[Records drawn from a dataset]
==========
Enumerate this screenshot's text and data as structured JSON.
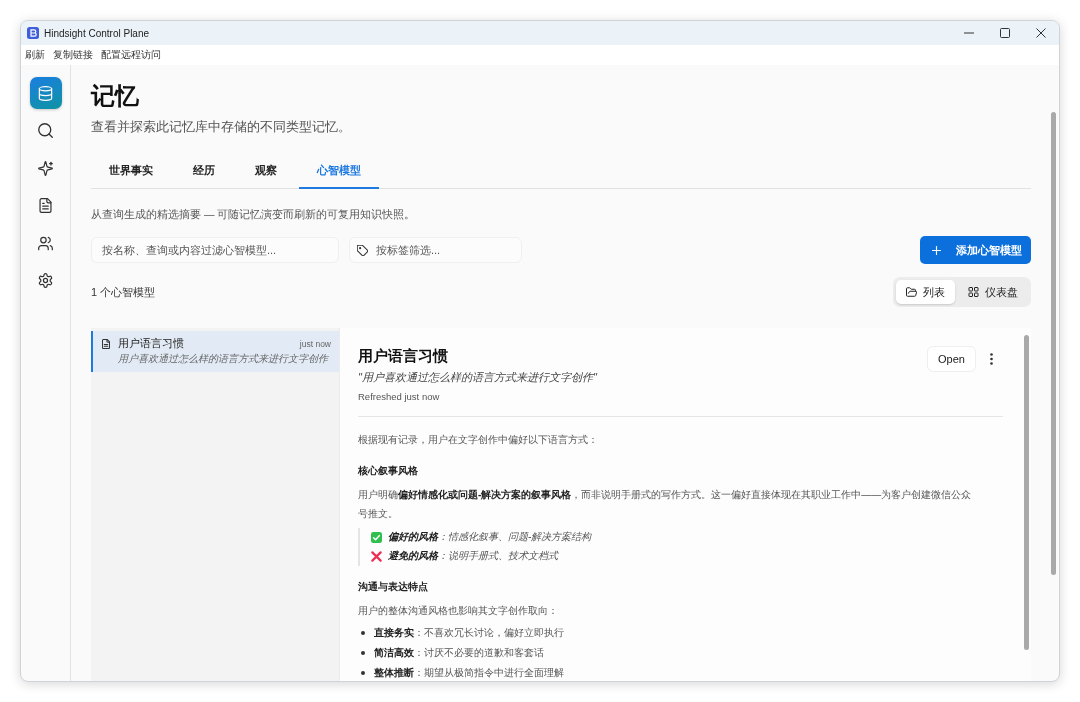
{
  "window": {
    "title": "Hindsight Control Plane"
  },
  "menu": [
    "刷新",
    "复制链接",
    "配置远程访问"
  ],
  "sidebar": {
    "items": [
      {
        "kind": "memory",
        "selected": true
      },
      {
        "kind": "search",
        "selected": false
      },
      {
        "kind": "insights",
        "selected": false
      },
      {
        "kind": "documents",
        "selected": false
      },
      {
        "kind": "people",
        "selected": false
      },
      {
        "kind": "settings",
        "selected": false
      }
    ]
  },
  "page": {
    "title": "记忆",
    "subtitle": "查看并探索此记忆库中存储的不同类型记忆。"
  },
  "tabs": [
    {
      "label": "世界事实",
      "selected": false
    },
    {
      "label": "经历",
      "selected": false
    },
    {
      "label": "观察",
      "selected": false
    },
    {
      "label": "心智模型",
      "selected": true
    }
  ],
  "description": "从查询生成的精选摘要 — 可随记忆演变而刷新的可复用知识快照。",
  "filters": {
    "search": {
      "placeholder": "按名称、查询或内容过滤心智模型..."
    },
    "tags": {
      "placeholder": "按标签筛选..."
    }
  },
  "add_button": "添加心智模型",
  "count": "1 个心智模型",
  "view_toggle": [
    {
      "label": "列表",
      "kind": "list",
      "selected": true
    },
    {
      "label": "仪表盘",
      "kind": "dashboard",
      "selected": false
    }
  ],
  "models": [
    {
      "name": "用户语言习惯",
      "time": "just now",
      "query": "用户喜欢通过怎么样的语言方式来进行文字创作",
      "selected": true
    }
  ],
  "detail": {
    "title": "用户语言习惯",
    "query": "\"用户喜欢通过怎么样的语言方式来进行文字创作\"",
    "refreshed": "Refreshed just now",
    "open_button": "Open",
    "blocks": [
      {
        "kind": "paragraph",
        "text": "根据现有记录，用户在文字创作中偏好以下语言方式："
      },
      {
        "kind": "heading",
        "text": "核心叙事风格"
      },
      {
        "kind": "paragraph",
        "text": "用户明确**偏好情感化或问题-解决方案的叙事风格**，而非说明手册式的写作方式。这一偏好直接体现在其职业工作中——为客户创建微信公众号推文。"
      },
      {
        "kind": "quote",
        "lines": [
          {
            "kind": "preferred",
            "text": "**偏好的风格**：情感化叙事、问题-解决方案结构"
          },
          {
            "kind": "avoided",
            "text": "**避免的风格**：说明手册式、技术文档式"
          }
        ]
      },
      {
        "kind": "heading",
        "text": "沟通与表达特点"
      },
      {
        "kind": "paragraph",
        "text": "用户的整体沟通风格也影响其文字创作取向："
      },
      {
        "kind": "list",
        "items": [
          "**直接务实**：不喜欢冗长讨论，偏好立即执行",
          "**简洁高效**：讨厌不必要的道歉和客套话",
          "**整体推断**：期望从极简指令中进行全面理解"
        ]
      }
    ]
  }
}
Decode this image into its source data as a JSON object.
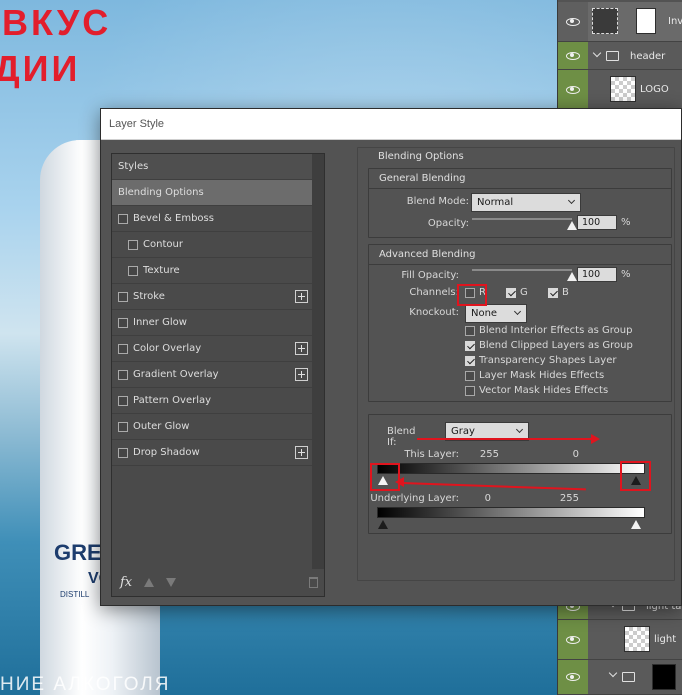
{
  "canvas": {
    "headline_line1": "ВКУС",
    "headline_line2": "ДИИ",
    "bottle_brand": "GREY",
    "bottle_sub": "VO",
    "bottle_small": "DISTILL",
    "footer_text": "НИЕ АЛКОГОЛЯ"
  },
  "layers": {
    "rows": [
      {
        "name": "Inv"
      },
      {
        "name": "header"
      },
      {
        "name": "LOGO"
      },
      {
        "name": "light tab"
      },
      {
        "name": "light"
      }
    ]
  },
  "dialog": {
    "title": "Layer Style",
    "styles_list": [
      {
        "label": "Styles"
      },
      {
        "label": "Blending Options"
      },
      {
        "label": "Bevel & Emboss"
      },
      {
        "label": "Contour"
      },
      {
        "label": "Texture"
      },
      {
        "label": "Stroke"
      },
      {
        "label": "Inner Glow"
      },
      {
        "label": "Color Overlay"
      },
      {
        "label": "Gradient Overlay"
      },
      {
        "label": "Pattern Overlay"
      },
      {
        "label": "Outer Glow"
      },
      {
        "label": "Drop Shadow"
      }
    ],
    "fx_label": "fx",
    "blending_options_title": "Blending Options",
    "general_blending": {
      "title": "General Blending",
      "blend_mode_label": "Blend Mode:",
      "blend_mode_value": "Normal",
      "opacity_label": "Opacity:",
      "opacity_value": "100",
      "opacity_unit": "%",
      "opacity_fraction": 1.0
    },
    "advanced_blending": {
      "title": "Advanced Blending",
      "fill_opacity_label": "Fill Opacity:",
      "fill_opacity_value": "100",
      "fill_opacity_unit": "%",
      "fill_opacity_fraction": 1.0,
      "channels_label": "Channels:",
      "channels": [
        {
          "label": "R",
          "checked": false
        },
        {
          "label": "G",
          "checked": true
        },
        {
          "label": "B",
          "checked": true
        }
      ],
      "knockout_label": "Knockout:",
      "knockout_value": "None",
      "options": [
        {
          "label": "Blend Interior Effects as Group",
          "checked": false
        },
        {
          "label": "Blend Clipped Layers as Group",
          "checked": true
        },
        {
          "label": "Transparency Shapes Layer",
          "checked": true
        },
        {
          "label": "Layer Mask Hides Effects",
          "checked": false
        },
        {
          "label": "Vector Mask Hides Effects",
          "checked": false
        }
      ]
    },
    "blend_if": {
      "label": "Blend If:",
      "value": "Gray",
      "this_layer_label": "This Layer:",
      "this_layer_low": "255",
      "this_layer_high": "0",
      "underlying_label": "Underlying Layer:",
      "underlying_low": "0",
      "underlying_high": "255"
    }
  }
}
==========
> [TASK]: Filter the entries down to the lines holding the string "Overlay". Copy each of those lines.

> [THE COMPLETED TASK]:
        "label": "Color Overlay"
        "label": "Gradient Overlay"
        "label": "Pattern Overlay"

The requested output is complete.